Often people living with depression or other issues are told that all they need to do is to think happy thoughts and they will be “cured.” This way of thinking can be damaging to those affected and unfortunately, only adds to the stigma. Mental illness can also be seen as attention seeking, but “those living with a mental health condition don’t want it any more than a person would want a broken leg. But focused thought and effort can’t make depression go away, just as focusing on healing won’t fix a shattered bone” (StigmaFree Me). Of course, my uncle wanted to just be happy, but that was much harder for him because of the chemical imbalances and the hesitation to get professional help when needed because he should just “choose” to be happy.

Likewise, the biggest impact stigma has on those affected by mental disorders is the fact that it can feel like a shameful act to reach out and ask for help.  Marina Olson, who works to educate and end the stigma around mental health, explains a common thought; “Society has always viewed mental illness as a sign of weakness. Despite how much we have discovered about how the brain works in the last 50 years, stigma still persists” (“The Catastrophic Effects of Mental Health Stigma”).  I am sure that my uncle attempted to repress the pain he was going through because he grew up in a time when mental health was even more stigmatized and looked down on than it is today. With the viewpoint of mental illness being a weak point of human nature, most are too afraid to speak out. Of the 43.7 million Americans dealing with mental disorders, only one in five reaches out for professional health (MHA).   
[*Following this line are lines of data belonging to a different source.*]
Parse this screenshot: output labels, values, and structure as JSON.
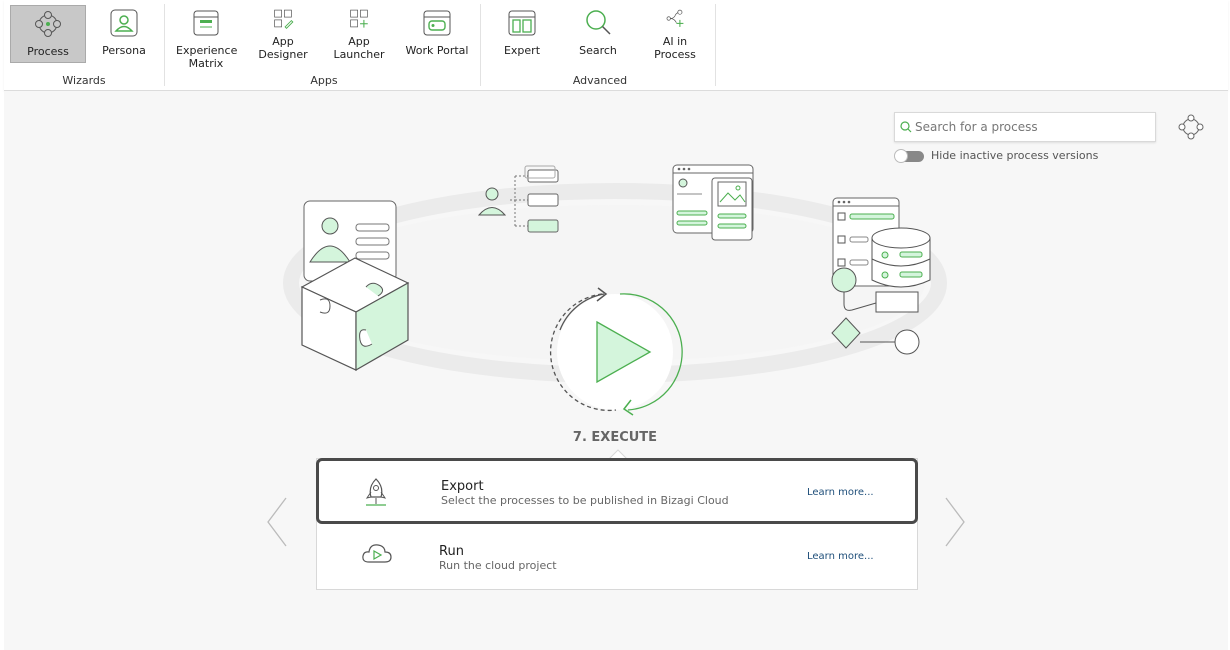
{
  "ribbon": {
    "groups": [
      {
        "label": "Wizards"
      },
      {
        "label": "Apps"
      },
      {
        "label": "Advanced"
      }
    ],
    "buttons": [
      {
        "label": "Process",
        "icon": "process-icon",
        "active": true
      },
      {
        "label": "Persona",
        "icon": "persona-icon"
      },
      {
        "label": "Experience Matrix",
        "icon": "experience-matrix-icon"
      },
      {
        "label": "App Designer",
        "icon": "app-designer-icon"
      },
      {
        "label": "App Launcher",
        "icon": "app-launcher-icon"
      },
      {
        "label": "Work Portal",
        "icon": "work-portal-icon"
      },
      {
        "label": "Expert",
        "icon": "expert-icon"
      },
      {
        "label": "Search",
        "icon": "search-icon"
      },
      {
        "label": "AI in Process",
        "icon": "ai-in-process-icon"
      }
    ]
  },
  "search": {
    "placeholder": "Search for a process"
  },
  "toggle": {
    "label": "Hide inactive process versions",
    "on": false
  },
  "step": {
    "title": "7. EXECUTE"
  },
  "cards": [
    {
      "title": "Export",
      "subtitle": "Select the processes to be published in Bizagi Cloud",
      "link": "Learn more...",
      "icon": "rocket-icon",
      "selected": true
    },
    {
      "title": "Run",
      "subtitle": "Run the cloud project",
      "link": "Learn more...",
      "icon": "cloud-play-icon",
      "selected": false
    }
  ],
  "colors": {
    "accent": "#4caf50",
    "accent_light": "#d4f5dc",
    "selected_border": "#4a4a4a"
  }
}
Men are the ones that find it the hardest to reach out. Rob Whitley, Ph.D. declared this a “silent crisis” with the fact that 75% of the people who kill themselves are of the male gender. Men are often much more hesitant to get psychiatric help than women. Whitley insists “This is often attributed to stubbornness in men, rooted in traditional American notions of masculinity that emphasize “true grit” doggedness” (“Men’s Mental Health: A Silent Crisis”). The motto that “boys don’t cry” is what is creating such a difficult and toxic environment for men looking to reach out for help. Men are seen as the ones to tough everything out and not show vulnerability. Whitley continues by saying, “another explanation is that formal mental health services are not finely attuned to men’s needs, especially minority men. Indeed, these services tend to emphasize medication or talk-therapy. But some research suggests that men prefer action over words in the face of stressful situations.” It is difficult to find the right kind of help as a man, especially with society’s pressure to just “man-up.” Society never wants to see a man being fragile which makes it incredibly hard to show any sign of struggle. Perhaps these are some factors that lead to my uncle’s suicide. He was probably too afraid that he would seem weak to his family or wife if he reached out to get the help he needed.

Sadly, the stigma surrounding mental illnesses, and illnesses in general, will not go away immediately. My uncle’s passing actually made mental health more of a taboo topic in my family. Simply no one talks about it and even though positive steps have been taken towards creating a society that is more accepting, there is a lot of room for improvement. National Alliance on Mental Illness organization StigmaFree Me provides useful information about why ending the stigma is extremely important in today’s culture. Additionally, the website includes steps towards creating a society that does not stigmatize mental health, yet rather fosters a mindset which encourages reaching out for help. Some of the steps that can be taken to create a more stigma-free world include being careful with word usage, separating the disorder from the person, and being open to those speaking out about their issues. It’s not a quick process, but one-day mental illness will be treated like any physical illness. This will evidently stop the tragedies that come from stigmatizing mental disorders and form a society that is unafraid to ask for help. Together we can bring the same clear-headedness that is shown for physical health to the society’s mindset on mental health.